1. To spend time with one for the sake of companionship, or in order to keep them from being lonely. In this usage, a noun or pronoun appears between "keep" and "company." Can you keep me company for a while? I've felt so cooped up without anyone to talk to. At the very least, Trish will have her dog to keep her company on the trip.
2. To associate (with). The people you keep company with reflect greatly on your character.
3. dated To court someone. Lord Nelson has been keeping company with a commoner, and the village is astir.
See also: company, keep

keep someone company

to sit or stay with someone, especially someone who is lonely. I kept my uncle company for a few hours. He was very grateful for someone to keep him company. He gets very lonely.
See also: company, keep

keep company

 (with someone)
1. Lit. to spend much time with someone; to associate with or consort with someone. Bill has been keeping company with Ann for three months. Bob has been keeping company with a tough-looking bunch of boys.
2. Fig. to be courting someone. Mary and Bill are keeping company. I heard that Joe is keeping company with Jim Brown's daughter.
See also: company, keep

keep company

1. Also, keep company with. Associate with; also, carry on a courtship. For example, He keeps company with a wild bunch, or Jack and Françoise kept company for two years before they married. [Mid-1500s]
2. keep someone company. Accompany or remain with someone, as in Mary kept Mother company while she shopped, or Do you want me to stay and keep you company? This term was originally put as bear someone company. [c. 1300]
See also: company, keep
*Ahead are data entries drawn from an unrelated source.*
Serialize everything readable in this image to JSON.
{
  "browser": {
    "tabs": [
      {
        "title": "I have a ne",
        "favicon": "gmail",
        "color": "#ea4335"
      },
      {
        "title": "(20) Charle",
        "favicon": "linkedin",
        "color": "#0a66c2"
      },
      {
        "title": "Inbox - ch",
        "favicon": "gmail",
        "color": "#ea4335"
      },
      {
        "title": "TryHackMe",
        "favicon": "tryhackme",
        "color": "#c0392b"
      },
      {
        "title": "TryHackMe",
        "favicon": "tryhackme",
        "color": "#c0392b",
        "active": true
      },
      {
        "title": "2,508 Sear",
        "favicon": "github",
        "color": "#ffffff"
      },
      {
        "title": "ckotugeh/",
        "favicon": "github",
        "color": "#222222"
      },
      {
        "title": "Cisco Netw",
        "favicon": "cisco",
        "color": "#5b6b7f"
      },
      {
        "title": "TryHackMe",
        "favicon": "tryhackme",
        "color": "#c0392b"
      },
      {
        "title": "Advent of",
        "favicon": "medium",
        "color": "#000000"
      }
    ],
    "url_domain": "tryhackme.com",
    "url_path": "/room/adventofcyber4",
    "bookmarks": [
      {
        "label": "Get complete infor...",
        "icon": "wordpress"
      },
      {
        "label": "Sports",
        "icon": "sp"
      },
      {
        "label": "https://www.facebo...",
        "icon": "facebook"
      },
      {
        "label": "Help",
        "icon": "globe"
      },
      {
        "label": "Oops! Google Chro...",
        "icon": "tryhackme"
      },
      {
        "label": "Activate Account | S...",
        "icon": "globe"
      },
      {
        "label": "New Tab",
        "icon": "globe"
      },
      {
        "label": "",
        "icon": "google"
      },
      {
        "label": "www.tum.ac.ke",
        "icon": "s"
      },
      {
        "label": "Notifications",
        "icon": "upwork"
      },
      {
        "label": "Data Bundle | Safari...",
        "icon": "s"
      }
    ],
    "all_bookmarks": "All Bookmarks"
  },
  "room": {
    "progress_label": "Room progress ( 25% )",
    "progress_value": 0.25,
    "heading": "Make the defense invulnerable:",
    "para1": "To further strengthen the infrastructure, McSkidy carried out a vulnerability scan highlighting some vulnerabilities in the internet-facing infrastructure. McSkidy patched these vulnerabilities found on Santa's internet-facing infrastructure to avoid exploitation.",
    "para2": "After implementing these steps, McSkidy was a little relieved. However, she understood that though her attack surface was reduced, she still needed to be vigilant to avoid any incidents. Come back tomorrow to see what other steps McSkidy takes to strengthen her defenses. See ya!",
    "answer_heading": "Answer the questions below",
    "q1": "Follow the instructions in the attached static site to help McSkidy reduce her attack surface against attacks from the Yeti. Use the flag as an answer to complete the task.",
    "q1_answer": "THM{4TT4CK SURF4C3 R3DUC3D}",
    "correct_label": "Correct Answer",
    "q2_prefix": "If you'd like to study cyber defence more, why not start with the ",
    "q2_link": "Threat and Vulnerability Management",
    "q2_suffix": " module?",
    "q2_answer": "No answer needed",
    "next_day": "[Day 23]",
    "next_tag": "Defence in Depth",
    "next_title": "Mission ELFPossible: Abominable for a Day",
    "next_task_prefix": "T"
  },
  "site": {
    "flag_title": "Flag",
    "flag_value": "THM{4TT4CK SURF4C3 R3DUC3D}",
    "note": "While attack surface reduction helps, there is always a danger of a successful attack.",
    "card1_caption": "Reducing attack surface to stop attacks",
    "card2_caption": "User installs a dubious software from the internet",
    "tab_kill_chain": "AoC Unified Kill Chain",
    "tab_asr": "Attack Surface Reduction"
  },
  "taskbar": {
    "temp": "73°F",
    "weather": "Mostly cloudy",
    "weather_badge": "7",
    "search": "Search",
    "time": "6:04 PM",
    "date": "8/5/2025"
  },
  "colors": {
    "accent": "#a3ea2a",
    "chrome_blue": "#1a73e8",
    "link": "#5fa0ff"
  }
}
keep somebody ˈcompany

spend time with somebody so that they are not alone: I’ve promised to keep my sister company while her husband is away.
See also: company, keep, somebody

keep (someone) company

To accompany or remain with.
See also: company, keep

keep company

1. To carry on a courtship: a couple who kept company but never married.
2. To socialize or associate: keeps company with some tough thugs.
See also: company, keep
References in periodicals archive ?
Lewis wasn't like Collins; he didn't keep company with a bottle or a 12-pack.
Tucker is correct in her concern about politicians who might keep company stocks after their election to public office.
Whatever their supposed ideals and/or talents, the trio of composer Franklin Shepard (Anthony Paul Meindl), writer Charley Kringas (Richard Israel) and their forever buddy Mary Flynn (Lisa Picotte) are not worthy enough for us to keep company with, let alone care about their problems.
Kramer said studio lawyers would fight fiercely to keep company secrets private.